Day 11 Tuesday 14 June
Timber Creek to Kununurra
We have another chance this morning for the ever-declining Gouldian
finchoften seen at water in Timber Creek or nearby woodlands.
Black-chinned (golden-backed form), yellow-tinted, rufous-throated,
grey-fronted and banded honeyeaters are some of the species
which are seen in the flowering eucalypts and grevilleas in the area.
After lunch, we shall continue west, crossing the Western Australia border.
We will keep an eye out for pictorella mannikin, and raptors, such
as square-tailed kite and black-breasted buzzard.
Day 12 Wednesday 15 June
A big bird list is assured when we take a boat trip on Lake Argyle this
morning. Notable species include yellow chat and white-quilled
rock-pigeon, and a great list of waterbirds, as well as short-eared
rock wallaby and northern nail-tail wallaby. Later
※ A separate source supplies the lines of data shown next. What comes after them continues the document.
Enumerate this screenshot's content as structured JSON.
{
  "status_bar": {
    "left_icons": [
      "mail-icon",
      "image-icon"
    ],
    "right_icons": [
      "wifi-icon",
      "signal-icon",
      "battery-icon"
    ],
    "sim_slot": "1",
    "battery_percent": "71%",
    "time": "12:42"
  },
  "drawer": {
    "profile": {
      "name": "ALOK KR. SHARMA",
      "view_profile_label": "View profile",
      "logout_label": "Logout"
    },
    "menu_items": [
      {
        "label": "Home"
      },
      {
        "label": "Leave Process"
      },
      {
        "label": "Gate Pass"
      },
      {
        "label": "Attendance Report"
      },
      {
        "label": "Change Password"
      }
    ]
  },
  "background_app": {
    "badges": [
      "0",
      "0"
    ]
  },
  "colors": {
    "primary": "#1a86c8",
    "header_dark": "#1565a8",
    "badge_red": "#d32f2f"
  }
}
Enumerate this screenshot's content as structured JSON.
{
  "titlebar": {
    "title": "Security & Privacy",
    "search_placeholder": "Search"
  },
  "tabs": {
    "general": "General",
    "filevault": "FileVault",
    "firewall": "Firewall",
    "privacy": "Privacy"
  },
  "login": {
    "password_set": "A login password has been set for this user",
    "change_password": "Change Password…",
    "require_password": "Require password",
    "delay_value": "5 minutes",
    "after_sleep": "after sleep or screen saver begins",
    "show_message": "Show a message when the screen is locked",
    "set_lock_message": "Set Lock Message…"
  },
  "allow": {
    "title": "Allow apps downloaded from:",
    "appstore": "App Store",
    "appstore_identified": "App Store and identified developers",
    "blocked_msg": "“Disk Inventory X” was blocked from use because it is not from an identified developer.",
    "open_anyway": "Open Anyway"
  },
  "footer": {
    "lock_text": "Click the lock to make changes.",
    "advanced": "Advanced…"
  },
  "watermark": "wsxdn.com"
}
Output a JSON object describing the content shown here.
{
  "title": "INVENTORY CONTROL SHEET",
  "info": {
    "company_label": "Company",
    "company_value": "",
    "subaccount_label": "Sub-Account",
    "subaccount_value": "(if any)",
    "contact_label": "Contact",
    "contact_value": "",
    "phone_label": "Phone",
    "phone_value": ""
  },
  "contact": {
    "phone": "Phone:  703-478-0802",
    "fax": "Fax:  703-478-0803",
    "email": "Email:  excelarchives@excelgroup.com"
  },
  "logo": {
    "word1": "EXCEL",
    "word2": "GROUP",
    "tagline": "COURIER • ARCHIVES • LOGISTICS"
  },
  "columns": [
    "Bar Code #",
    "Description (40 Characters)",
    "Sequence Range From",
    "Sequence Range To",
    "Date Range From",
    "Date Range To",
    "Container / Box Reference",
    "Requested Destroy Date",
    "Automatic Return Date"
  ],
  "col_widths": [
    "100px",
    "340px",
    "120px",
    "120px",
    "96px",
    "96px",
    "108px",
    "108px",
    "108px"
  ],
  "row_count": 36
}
we should have close up views of the delightful spinifex pigeon
and we will check out reed beds for crakes and bitterns.
Day 13 Thursday 16 June
Driving northwest this morning to Wyndham, we check out areas for finches,
including pictorella mannikin and Gouldian finchif
we still need them. In Wyndham we will explore the mangroves for white-breasted
whistler, mangrove grey fantail and the Kimberley form of lemon-breasted
flycatcher. Later we will visit grassy plains and swamps where we
have a chance for Australian pratincole and several species of
button-quail. Spotted harrier and black falcon frequent
this area; and there is always the chance of shorebirds.
Day 14 Friday 17 June
Kununurra Mitchell Falls
Today we charter a plane to Mitchell Plateau and then transfer by helicopter
to the car park of Mitchell Falls. Our chief purpose is to seek out the
black grasswren the most isolated of the grasswrens-which
inhabits the boulders and spinifex around Mitchell Falls. Another species
we may see in this area is the rare yellow-eyed form of the partridge
pigeon; the Mitchell Plateau is the last stronghold for that race.
The scenic view on the flight across the Kimberley is spectacular. We
return to Kununurra late afternoon.
Day 15 Saturday 18 June
Today we start our journey back to Darwin, perhaps doing a quick
bird around Kununurra before we leave if we are still missing some species.
We'll be looking out for rare raptors, such as black-breasted buzzard,
square-tailed kite, spotted harrier and grey falcon,
on the return journey to Katherine
Day 16 Sunday 19 June
On the drive back to Darwin we will stop at Adelaide River War Cemetery
to seek out the silver-backed race of grey butcherbird. Back in
Darwin we will have a final shot at any Darwin species missed.
$5,880.00 AUD twin share* (includes GST )
single supplement applies to single rooms: $804.00 AUD
motel accommodation from 4 June to and including 19 June
from breakfast on day 1 to dinner on day 16; participants pay for their
own breakfasts on 20 June
transport; cost does not include airfares except the Mitchell Plateau
Restricted to 2 bags per person, preferably soft bags
warm to hot, mostly dryexpect temperatures from
25¼ -35¼C (77¼ -95¼F).
is no camping on this tour